## Exercise instructions
What you produce should match the records exactly, line for line.
------------------------
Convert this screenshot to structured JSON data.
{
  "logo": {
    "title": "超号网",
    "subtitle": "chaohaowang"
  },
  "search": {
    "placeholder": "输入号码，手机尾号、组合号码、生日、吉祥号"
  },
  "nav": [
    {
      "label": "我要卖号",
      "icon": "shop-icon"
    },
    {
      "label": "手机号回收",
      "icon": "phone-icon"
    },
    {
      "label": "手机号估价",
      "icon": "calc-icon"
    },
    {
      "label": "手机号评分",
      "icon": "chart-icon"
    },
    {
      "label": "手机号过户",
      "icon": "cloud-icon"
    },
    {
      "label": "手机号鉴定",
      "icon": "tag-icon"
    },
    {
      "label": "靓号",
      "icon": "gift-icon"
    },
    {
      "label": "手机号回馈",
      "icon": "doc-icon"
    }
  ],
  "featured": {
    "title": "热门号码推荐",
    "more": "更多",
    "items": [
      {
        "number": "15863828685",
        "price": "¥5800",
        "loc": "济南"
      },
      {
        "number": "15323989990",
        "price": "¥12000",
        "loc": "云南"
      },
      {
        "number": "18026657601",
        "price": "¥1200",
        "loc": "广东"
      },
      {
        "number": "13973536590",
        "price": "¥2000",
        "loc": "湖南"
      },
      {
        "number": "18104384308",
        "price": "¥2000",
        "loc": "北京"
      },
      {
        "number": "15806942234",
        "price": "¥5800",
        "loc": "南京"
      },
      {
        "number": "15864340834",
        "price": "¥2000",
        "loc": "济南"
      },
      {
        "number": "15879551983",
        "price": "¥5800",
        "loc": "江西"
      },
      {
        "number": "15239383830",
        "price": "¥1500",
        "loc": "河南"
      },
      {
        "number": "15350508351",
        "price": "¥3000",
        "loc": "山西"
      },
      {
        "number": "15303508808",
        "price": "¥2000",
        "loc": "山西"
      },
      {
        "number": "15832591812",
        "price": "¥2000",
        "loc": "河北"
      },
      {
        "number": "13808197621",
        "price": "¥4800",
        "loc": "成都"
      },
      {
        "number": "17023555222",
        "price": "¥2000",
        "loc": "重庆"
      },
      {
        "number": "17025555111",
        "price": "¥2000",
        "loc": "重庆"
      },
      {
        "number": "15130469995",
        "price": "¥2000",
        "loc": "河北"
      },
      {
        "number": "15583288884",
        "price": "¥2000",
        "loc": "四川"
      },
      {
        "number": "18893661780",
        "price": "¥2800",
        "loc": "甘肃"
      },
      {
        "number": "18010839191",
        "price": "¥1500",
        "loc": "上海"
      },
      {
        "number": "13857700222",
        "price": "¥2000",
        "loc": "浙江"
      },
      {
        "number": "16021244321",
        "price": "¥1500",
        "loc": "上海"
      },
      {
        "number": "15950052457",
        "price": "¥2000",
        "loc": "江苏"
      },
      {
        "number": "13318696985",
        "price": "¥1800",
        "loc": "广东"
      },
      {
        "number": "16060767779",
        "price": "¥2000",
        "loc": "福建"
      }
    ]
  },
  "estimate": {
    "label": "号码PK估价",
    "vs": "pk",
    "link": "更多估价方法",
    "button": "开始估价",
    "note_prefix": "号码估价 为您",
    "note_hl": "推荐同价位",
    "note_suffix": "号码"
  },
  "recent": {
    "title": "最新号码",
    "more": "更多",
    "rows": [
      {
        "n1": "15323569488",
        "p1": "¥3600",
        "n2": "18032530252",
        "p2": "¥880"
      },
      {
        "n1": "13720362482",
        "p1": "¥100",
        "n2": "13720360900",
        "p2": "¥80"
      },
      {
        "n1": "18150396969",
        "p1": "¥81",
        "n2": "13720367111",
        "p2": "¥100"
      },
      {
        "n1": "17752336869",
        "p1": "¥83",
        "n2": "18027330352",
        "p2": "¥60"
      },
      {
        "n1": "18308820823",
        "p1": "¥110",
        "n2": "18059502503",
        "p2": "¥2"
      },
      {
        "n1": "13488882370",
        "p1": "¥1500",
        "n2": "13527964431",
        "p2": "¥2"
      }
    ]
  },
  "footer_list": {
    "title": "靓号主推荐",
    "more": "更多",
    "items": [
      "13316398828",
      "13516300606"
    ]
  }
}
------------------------
## Result
Convert this screenshot to structured JSON data.
{
  "logo": {
    "title": "超号网",
    "subtitle": "chaohaowang"
  },
  "search": {
    "placeholder": "输入号码，手机尾号、组合号码、生日、吉祥号"
  },
  "nav": [
    {
      "label": "我要卖号",
      "icon": "shop-icon"
    },
    {
      "label": "手机号回收",
      "icon": "phone-icon"
    },
    {
      "label": "手机号估价",
      "icon": "calc-icon"
    },
    {
      "label": "手机号评分",
      "icon": "chart-icon"
    },
    {
      "label": "手机号过户",
      "icon": "cloud-icon"
    },
    {
      "label": "手机号鉴定",
      "icon": "tag-icon"
    },
    {
      "label": "靓号",
      "icon": "gift-icon"
    },
    {
      "label": "手机号回馈",
      "icon": "doc-icon"
    }
  ],
  "featured": {
    "title": "热门号码推荐",
    "more": "更多",
    "items": [
      {
        "number": "15863828685",
        "price": "¥5800",
        "loc": "济南"
      },
      {
        "number": "15323989990",
        "price": "¥12000",
        "loc": "云南"
      },
      {
        "number": "18026657601",
        "price": "¥1200",
        "loc": "广东"
      },
      {
        "number": "13973536590",
        "price": "¥2000",
        "loc": "湖南"
      },
      {
        "number": "18104384308",
        "price": "¥2000",
        "loc": "北京"
      },
      {
        "number": "15806942234",
        "price": "¥5800",
        "loc": "南京"
      },
      {
        "number": "15864340834",
        "price": "¥2000",
        "loc": "济南"
      },
      {
        "number": "15879551983",
        "price": "¥5800",
        "loc": "江西"
      },
      {
        "number": "15239383830",
        "price": "¥1500",
        "loc": "河南"
      },
      {
        "number": "15350508351",
        "price": "¥3000",
        "loc": "山西"
      },
      {
        "number": "15303508808",
        "price": "¥2000",
        "loc": "山西"
      },
      {
        "number": "15832591812",
        "price": "¥2000",
        "loc": "河北"
      },
      {
        "number": "13808197621",
        "price": "¥4800",
        "loc": "成都"
      },
      {
        "number": "17023555222",
        "price": "¥2000",
        "loc": "重庆"
      },
      {
        "number": "17025555111",
        "price": "¥2000",
        "loc": "重庆"
      },
      {
        "number": "15130469995",
        "price": "¥2000",
        "loc": "河北"
      },
      {
        "number": "15583288884",
        "price": "¥2000",
        "loc": "四川"
      },
      {
        "number": "18893661780",
        "price": "¥2800",
        "loc": "甘肃"
      },
      {
        "number": "18010839191",
        "price": "¥1500",
        "loc": "上海"
      },
      {
        "number": "13857700222",
        "price": "¥2000",
        "loc": "浙江"
      },
      {
        "number": "16021244321",
        "price": "¥1500",
        "loc": "上海"
      },
      {
        "number": "15950052457",
        "price": "¥2000",
        "loc": "江苏"
      },
      {
        "number": "13318696985",
        "price": "¥1800",
        "loc": "广东"
      },
      {
        "number": "16060767779",
        "price": "¥2000",
        "loc": "福建"
      }
    ]
  },
  "estimate": {
    "label": "号码PK估价",
    "vs": "pk",
    "link": "更多估价方法",
    "button": "开始估价",
    "note_prefix": "号码估价 为您",
    "note_hl": "推荐同价位",
    "note_suffix": "号码"
  },
  "recent": {
    "title": "最新号码",
    "more": "更多",
    "rows": [
      {
        "n1": "15323569488",
        "p1": "¥3600",
        "n2": "18032530252",
        "p2": "¥880"
      },
      {
        "n1": "13720362482",
        "p1": "¥100",
        "n2": "13720360900",
        "p2": "¥80"
      },
      {
        "n1": "18150396969",
        "p1": "¥81",
        "n2": "13720367111",
        "p2": "¥100"
      },
      {
        "n1": "17752336869",
        "p1": "¥83",
        "n2": "18027330352",
        "p2": "¥60"
      },
      {
        "n1": "18308820823",
        "p1": "¥110",
        "n2": "18059502503",
        "p2": "¥2"
      },
      {
        "n1": "13488882370",
        "p1": "¥1500",
        "n2": "13527964431",
        "p2": "¥2"
      }
    ]
  },
  "footer_list": {
    "title": "靓号主推荐",
    "more": "更多",
    "items": [
      "13316398828",
      "13516300606"
    ]
  }
}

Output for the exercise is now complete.